» TASK STATEMENT: Return every entry exactly as written, with the pictures removed.
===== INPUT RECORDS
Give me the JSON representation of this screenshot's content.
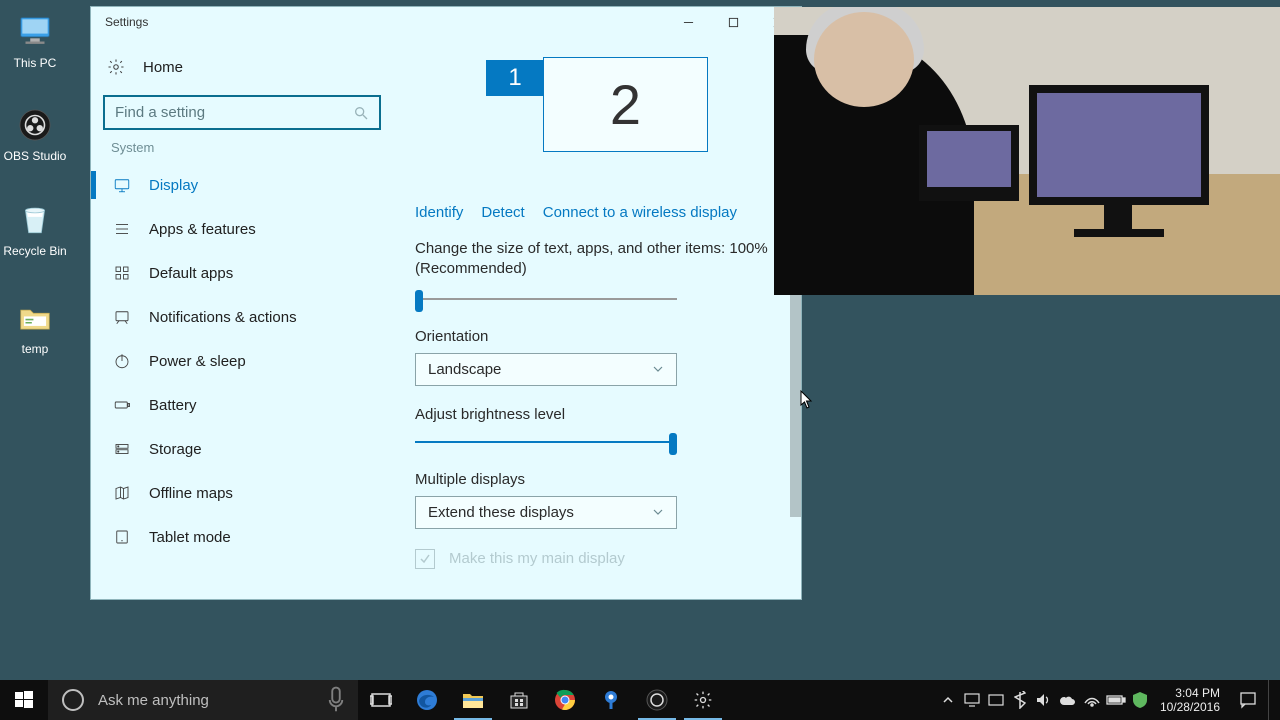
{
  "desktop": {
    "icons": [
      {
        "label": "This PC"
      },
      {
        "label": "OBS Studio"
      },
      {
        "label": "Recycle Bin"
      },
      {
        "label": "temp"
      }
    ]
  },
  "window": {
    "title": "Settings",
    "home": "Home",
    "search_placeholder": "Find a setting",
    "group": "System",
    "nav": [
      {
        "label": "Display"
      },
      {
        "label": "Apps & features"
      },
      {
        "label": "Default apps"
      },
      {
        "label": "Notifications & actions"
      },
      {
        "label": "Power & sleep"
      },
      {
        "label": "Battery"
      },
      {
        "label": "Storage"
      },
      {
        "label": "Offline maps"
      },
      {
        "label": "Tablet mode"
      }
    ]
  },
  "content": {
    "monitor1": "1",
    "monitor2": "2",
    "links": {
      "identify": "Identify",
      "detect": "Detect",
      "wireless": "Connect to a wireless display"
    },
    "scale_label": "Change the size of text, apps, and other items: 100% (Recommended)",
    "orientation_label": "Orientation",
    "orientation_value": "Landscape",
    "brightness_label": "Adjust brightness level",
    "multiple_label": "Multiple displays",
    "multiple_value": "Extend these displays",
    "main_display_label": "Make this my main display"
  },
  "taskbar": {
    "cortana": "Ask me anything",
    "clock_time": "3:04 PM",
    "clock_date": "10/28/2016"
  }
}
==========
» REPLY TO THE EXERCISE:
Give me the JSON representation of this screenshot's content.
{
  "desktop": {
    "icons": [
      {
        "label": "This PC"
      },
      {
        "label": "OBS Studio"
      },
      {
        "label": "Recycle Bin"
      },
      {
        "label": "temp"
      }
    ]
  },
  "window": {
    "title": "Settings",
    "home": "Home",
    "search_placeholder": "Find a setting",
    "group": "System",
    "nav": [
      {
        "label": "Display"
      },
      {
        "label": "Apps & features"
      },
      {
        "label": "Default apps"
      },
      {
        "label": "Notifications & actions"
      },
      {
        "label": "Power & sleep"
      },
      {
        "label": "Battery"
      },
      {
        "label": "Storage"
      },
      {
        "label": "Offline maps"
      },
      {
        "label": "Tablet mode"
      }
    ]
  },
  "content": {
    "monitor1": "1",
    "monitor2": "2",
    "links": {
      "identify": "Identify",
      "detect": "Detect",
      "wireless": "Connect to a wireless display"
    },
    "scale_label": "Change the size of text, apps, and other items: 100% (Recommended)",
    "orientation_label": "Orientation",
    "orientation_value": "Landscape",
    "brightness_label": "Adjust brightness level",
    "multiple_label": "Multiple displays",
    "multiple_value": "Extend these displays",
    "main_display_label": "Make this my main display"
  },
  "taskbar": {
    "cortana": "Ask me anything",
    "clock_time": "3:04 PM",
    "clock_date": "10/28/2016"
  }
}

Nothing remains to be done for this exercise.